- _WORK REQUIRED_:
Each entry needs to be repeated exactly, with nothing added or removed.

----

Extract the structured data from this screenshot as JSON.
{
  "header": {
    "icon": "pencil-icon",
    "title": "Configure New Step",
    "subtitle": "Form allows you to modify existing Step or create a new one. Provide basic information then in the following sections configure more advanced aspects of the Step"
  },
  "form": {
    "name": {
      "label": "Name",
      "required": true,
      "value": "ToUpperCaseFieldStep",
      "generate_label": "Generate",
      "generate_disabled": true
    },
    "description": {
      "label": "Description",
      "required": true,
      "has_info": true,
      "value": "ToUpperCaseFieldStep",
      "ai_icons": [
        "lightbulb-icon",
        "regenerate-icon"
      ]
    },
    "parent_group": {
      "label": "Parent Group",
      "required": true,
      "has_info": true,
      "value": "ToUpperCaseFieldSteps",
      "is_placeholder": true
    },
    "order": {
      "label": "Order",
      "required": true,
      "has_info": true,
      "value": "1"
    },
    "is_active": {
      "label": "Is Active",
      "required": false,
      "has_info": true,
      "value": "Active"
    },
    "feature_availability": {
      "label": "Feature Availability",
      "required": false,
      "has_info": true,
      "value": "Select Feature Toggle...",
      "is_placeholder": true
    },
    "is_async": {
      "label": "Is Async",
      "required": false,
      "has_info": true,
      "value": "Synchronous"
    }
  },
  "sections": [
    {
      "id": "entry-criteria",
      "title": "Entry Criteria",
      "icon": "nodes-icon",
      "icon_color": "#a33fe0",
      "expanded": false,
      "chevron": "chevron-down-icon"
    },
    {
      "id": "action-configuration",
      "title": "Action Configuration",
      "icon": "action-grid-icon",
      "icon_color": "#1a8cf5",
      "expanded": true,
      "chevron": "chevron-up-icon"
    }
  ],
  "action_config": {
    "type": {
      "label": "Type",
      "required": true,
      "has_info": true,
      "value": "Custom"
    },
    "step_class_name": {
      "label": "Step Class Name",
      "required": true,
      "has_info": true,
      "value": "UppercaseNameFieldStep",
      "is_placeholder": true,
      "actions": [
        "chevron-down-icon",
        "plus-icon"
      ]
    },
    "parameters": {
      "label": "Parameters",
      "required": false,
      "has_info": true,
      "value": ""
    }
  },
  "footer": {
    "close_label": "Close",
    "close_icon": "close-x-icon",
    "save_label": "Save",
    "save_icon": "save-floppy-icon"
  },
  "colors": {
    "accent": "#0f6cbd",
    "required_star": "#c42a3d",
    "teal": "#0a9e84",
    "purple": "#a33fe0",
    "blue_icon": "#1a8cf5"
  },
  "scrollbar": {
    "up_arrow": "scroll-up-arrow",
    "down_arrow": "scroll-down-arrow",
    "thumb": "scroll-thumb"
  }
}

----

- _EXERCISE RESULT_:
Extract the structured data from this screenshot as JSON.
{
  "header": {
    "icon": "pencil-icon",
    "title": "Configure New Step",
    "subtitle": "Form allows you to modify existing Step or create a new one. Provide basic information then in the following sections configure more advanced aspects of the Step"
  },
  "form": {
    "name": {
      "label": "Name",
      "required": true,
      "value": "ToUpperCaseFieldStep",
      "generate_label": "Generate",
      "generate_disabled": true
    },
    "description": {
      "label": "Description",
      "required": true,
      "has_info": true,
      "value": "ToUpperCaseFieldStep",
      "ai_icons": [
        "lightbulb-icon",
        "regenerate-icon"
      ]
    },
    "parent_group": {
      "label": "Parent Group",
      "required": true,
      "has_info": true,
      "value": "ToUpperCaseFieldSteps",
      "is_placeholder": true
    },
    "order": {
      "label": "Order",
      "required": true,
      "has_info": true,
      "value": "1"
    },
    "is_active": {
      "label": "Is Active",
      "required": false,
      "has_info": true,
      "value": "Active"
    },
    "feature_availability": {
      "label": "Feature Availability",
      "required": false,
      "has_info": true,
      "value": "Select Feature Toggle...",
      "is_placeholder": true
    },
    "is_async": {
      "label": "Is Async",
      "required": false,
      "has_info": true,
      "value": "Synchronous"
    }
  },
  "sections": [
    {
      "id": "entry-criteria",
      "title": "Entry Criteria",
      "icon": "nodes-icon",
      "icon_color": "#a33fe0",
      "expanded": false,
      "chevron": "chevron-down-icon"
    },
    {
      "id": "action-configuration",
      "title": "Action Configuration",
      "icon": "action-grid-icon",
      "icon_color": "#1a8cf5",
      "expanded": true,
      "chevron": "chevron-up-icon"
    }
  ],
  "action_config": {
    "type": {
      "label": "Type",
      "required": true,
      "has_info": true,
      "value": "Custom"
    },
    "step_class_name": {
      "label": "Step Class Name",
      "required": true,
      "has_info": true,
      "value": "UppercaseNameFieldStep",
      "is_placeholder": true,
      "actions": [
        "chevron-down-icon",
        "plus-icon"
      ]
    },
    "parameters": {
      "label": "Parameters",
      "required": false,
      "has_info": true,
      "value": ""
    }
  },
  "footer": {
    "close_label": "Close",
    "close_icon": "close-x-icon",
    "save_label": "Save",
    "save_icon": "save-floppy-icon"
  },
  "colors": {
    "accent": "#0f6cbd",
    "required_star": "#c42a3d",
    "teal": "#0a9e84",
    "purple": "#a33fe0",
    "blue_icon": "#1a8cf5"
  },
  "scrollbar": {
    "up_arrow": "scroll-up-arrow",
    "down_arrow": "scroll-down-arrow",
    "thumb": "scroll-thumb"
  }
}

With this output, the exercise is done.